I own an F2 myself and in my mind it's an excellent beginners camera. Everything is very simple and straightforward. You have scales and gadgets built in on the camera which will help you with your settings. On the other hand it's also a very professional camera. Because "Everything is very simple and straightforward."
So again, good choice.


Phil Hudson
21-Jul-2008, 11:00

you might find a visit to Mr Cad in Croydon (www.mrcad.co.uk) well worth a visit. You will see a HUGE assortment of used Large Format stuff there even if you don't end up buying anything. It will at least give you a really good idea of what's out there and what might suit your needs. It's the sort of place you have visit and chat with staff rather then look at their website!

Good Luck!

21-Jul-2008, 12:04
Hi Guys

Got the camera today and its very good condition
not a mark on it

Getting a fuji quickload and some dark slides tomorrow
and hopefully a lens -MrCad here I come

Would really like a Polaroid/fuji back of some sort and have seen the polaroid 405 Graflex
Will this fit my F2 will it slot in or will I have to remove the film holder
Will it take fuji FP100c or FP100c45
I know that the FP100 is not 4x5 but that will be fine for rough exposure and colour checks



Joshua Dunn
21-Jul-2008, 22:46
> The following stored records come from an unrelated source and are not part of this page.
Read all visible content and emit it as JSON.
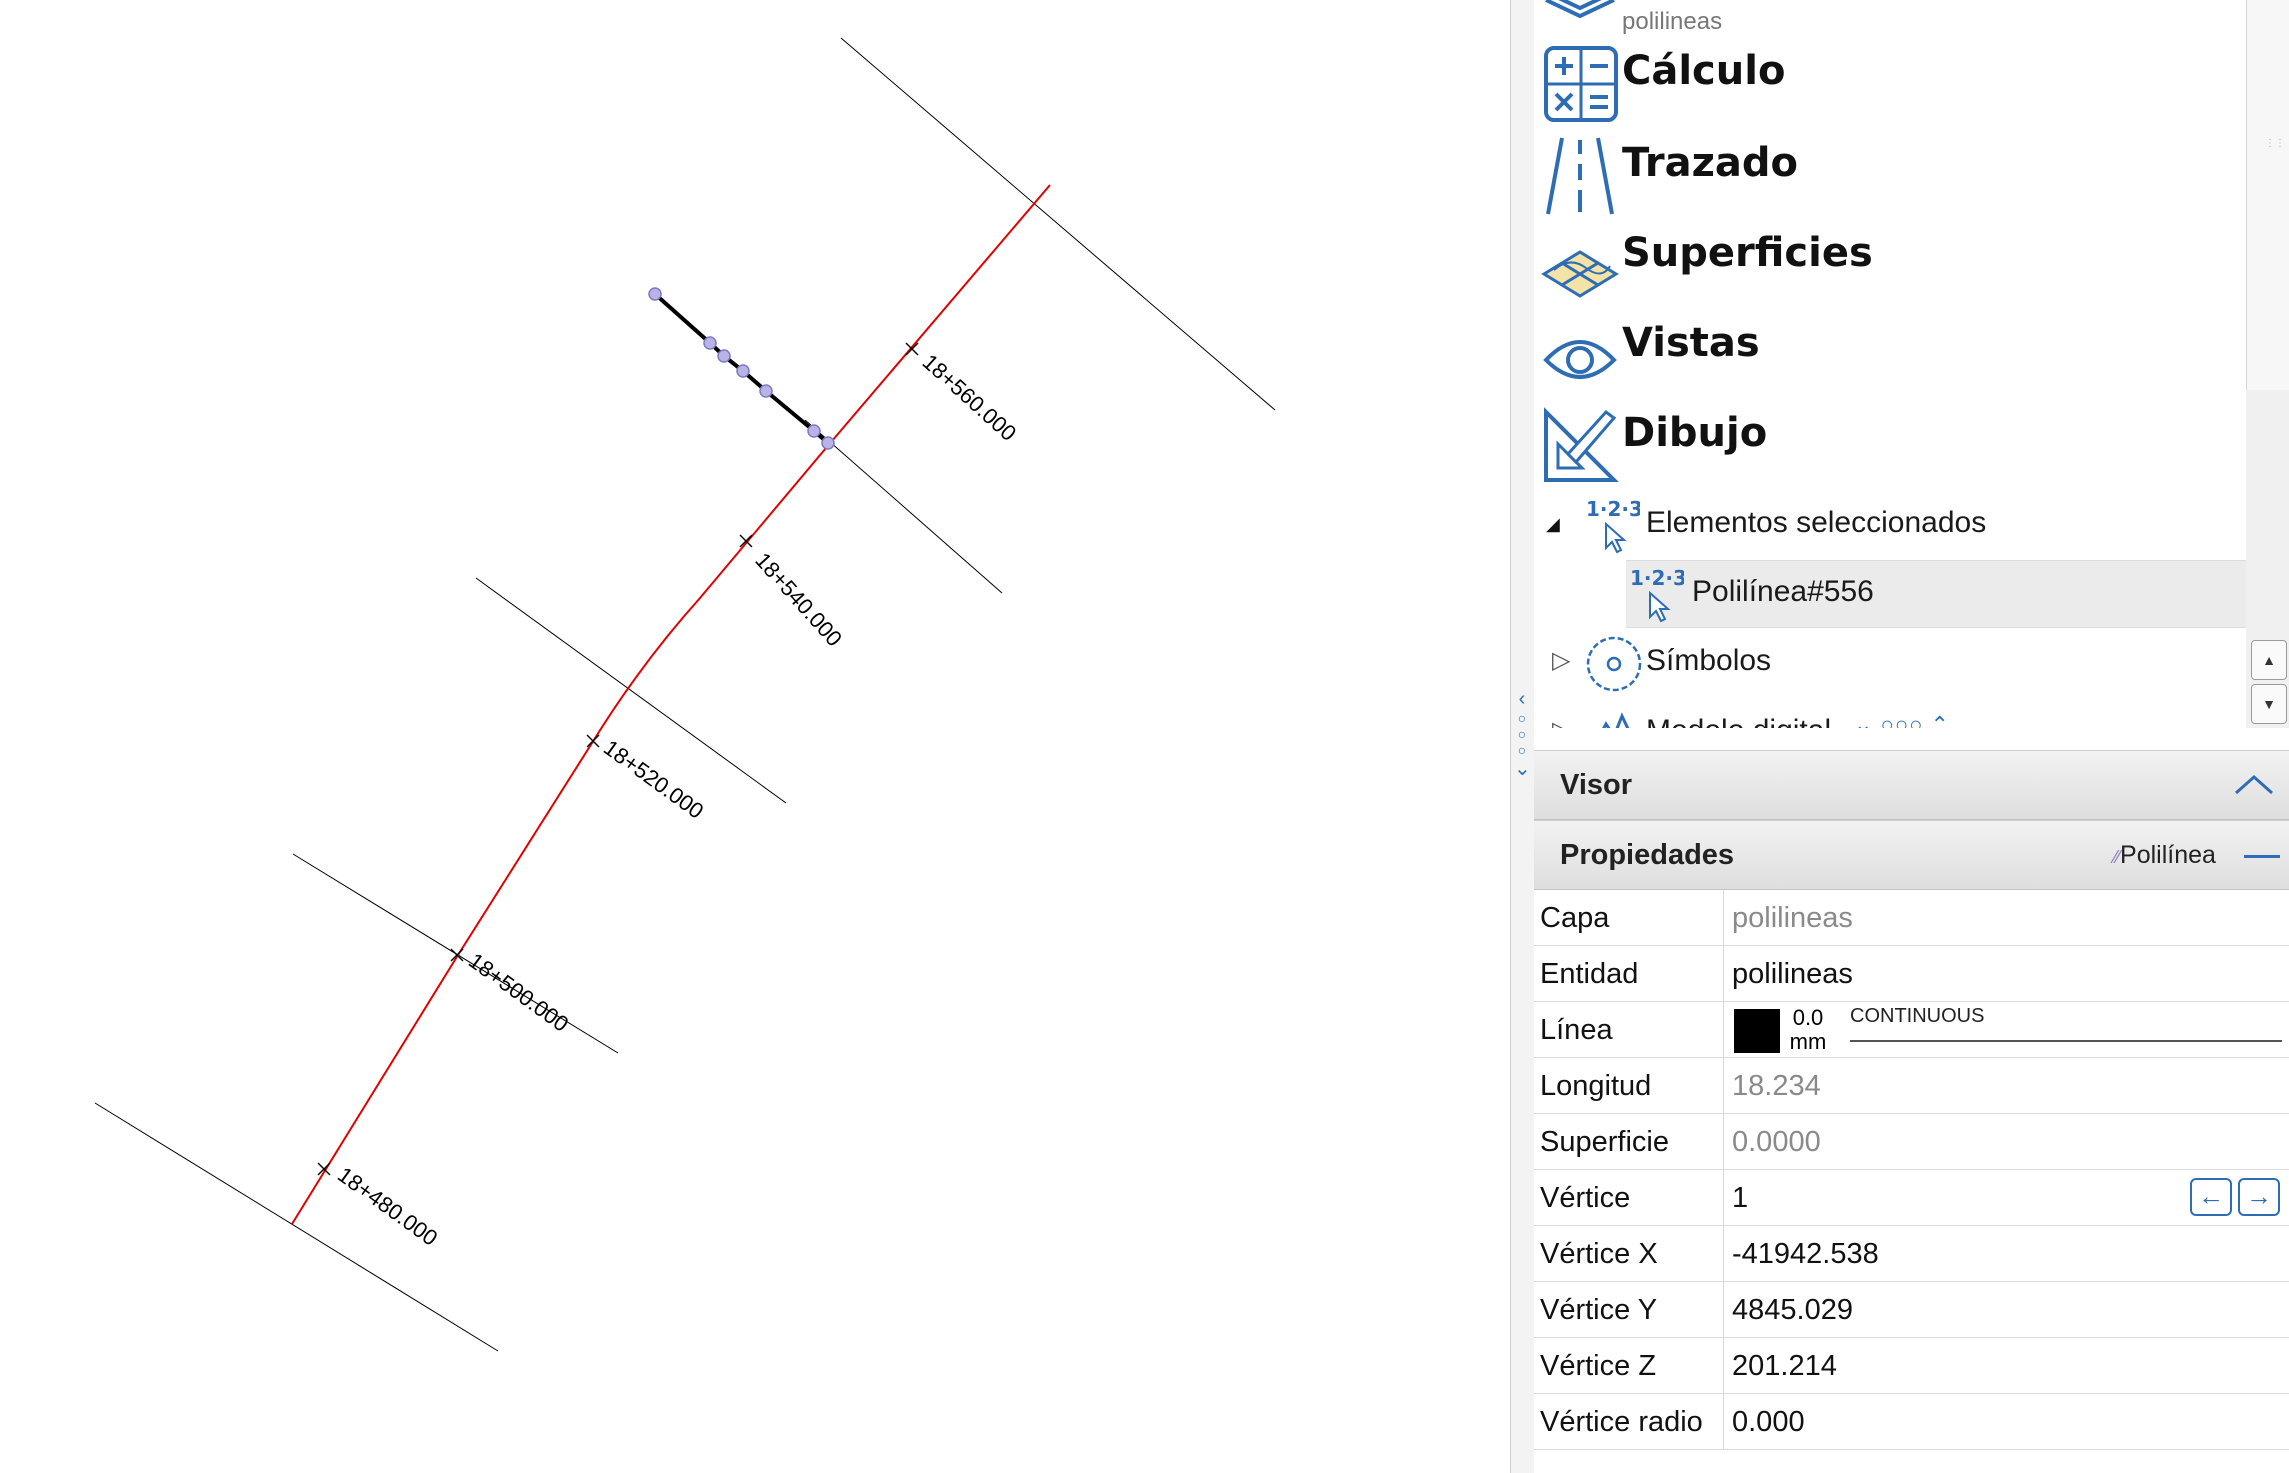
{
  "tree": {
    "partial_item_sub": "polilineas",
    "big_items": [
      {
        "label": "Cálculo",
        "icon": "calculator-icon"
      },
      {
        "label": "Trazado",
        "icon": "road-alignment-icon"
      },
      {
        "label": "Superficies",
        "icon": "surfaces-icon"
      },
      {
        "label": "Vistas",
        "icon": "eye-icon"
      },
      {
        "label": "Dibujo",
        "icon": "set-square-pencil-icon"
      }
    ],
    "selected_group": {
      "label": "Elementos seleccionados",
      "icon": "numbered-cursor-icon",
      "expanded": true
    },
    "selected_child": {
      "label": "Polilínea#556",
      "icon": "numbered-cursor-icon"
    },
    "symbols": {
      "label": "Símbolos",
      "icon": "symbols-icon",
      "expanded": false
    },
    "partially_visible": {
      "label": "Modelo digital",
      "icon": "terrain-icon"
    }
  },
  "panel": {
    "visor_title": "Visor",
    "properties_title": "Propiedades",
    "entity_type": "Polilínea"
  },
  "properties": [
    {
      "name": "Capa",
      "value": "polilineas",
      "readonly": true
    },
    {
      "name": "Entidad",
      "value": "polilineas",
      "readonly": false
    },
    {
      "name": "Línea",
      "value": "",
      "readonly": false,
      "line": {
        "width": "0.0",
        "unit": "mm",
        "type": "CONTINUOUS",
        "color": "#000000"
      }
    },
    {
      "name": "Longitud",
      "value": "18.234",
      "readonly": true
    },
    {
      "name": "Superficie",
      "value": "0.0000",
      "readonly": true
    },
    {
      "name": "Vértice",
      "value": "1",
      "readonly": false,
      "has_nav": true
    },
    {
      "name": "Vértice X",
      "value": "-41942.538",
      "readonly": false
    },
    {
      "name": "Vértice Y",
      "value": "4845.029",
      "readonly": false
    },
    {
      "name": "Vértice Z",
      "value": "201.214",
      "readonly": false
    },
    {
      "name": "Vértice radio",
      "value": "0.000",
      "readonly": false
    }
  ],
  "drawing": {
    "stations": [
      "18+480.000",
      "18+500.000",
      "18+520.000",
      "18+540.000",
      "18+560.000"
    ],
    "axis_color": "#e00000",
    "cross_section_color": "#000000",
    "polyline_color": "#000000",
    "vertex_color": "#b9b4e6"
  }
}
I personally have not shot with a Fuji 405 back (I always used Polaroid Single Sheet Holders) but they simply slide under the ground glass like any sheet film holder. Be aware that they produce a 3 ½ by 4 ½ image. So keep that in mind when you are shooting.

As far as using it to “Check Color” keep in mind that all film products are different. Especially instant films. Just like if you shoot a Kodak Color Film verses a Fuji color film, they both produce different colors. Neither film is necessarily wrong; the colors are simply the look of that film. Instant films look totally different than conventional films, so you cannot accurately compare colors between the two. Yes you can get a rough idea of exposure based on a Polaroid back; however I implore you to learn to expose for the films you use. Exposure is critical to all film media; it often makes or breaks your image. Learn to do some basic film speed tests and to expose to in a manner that suits your style.

Again, congratulations.


Clive Gray
23-Jul-2008, 00:17
If your looking for a polaroid 405 back for your Sinar MXV in Uckfield have one at a sensible price on their Large Format List and if you went to MrCad you'll have seen they have cheap out of date Fuji and polaropid pack film that you can experiment with .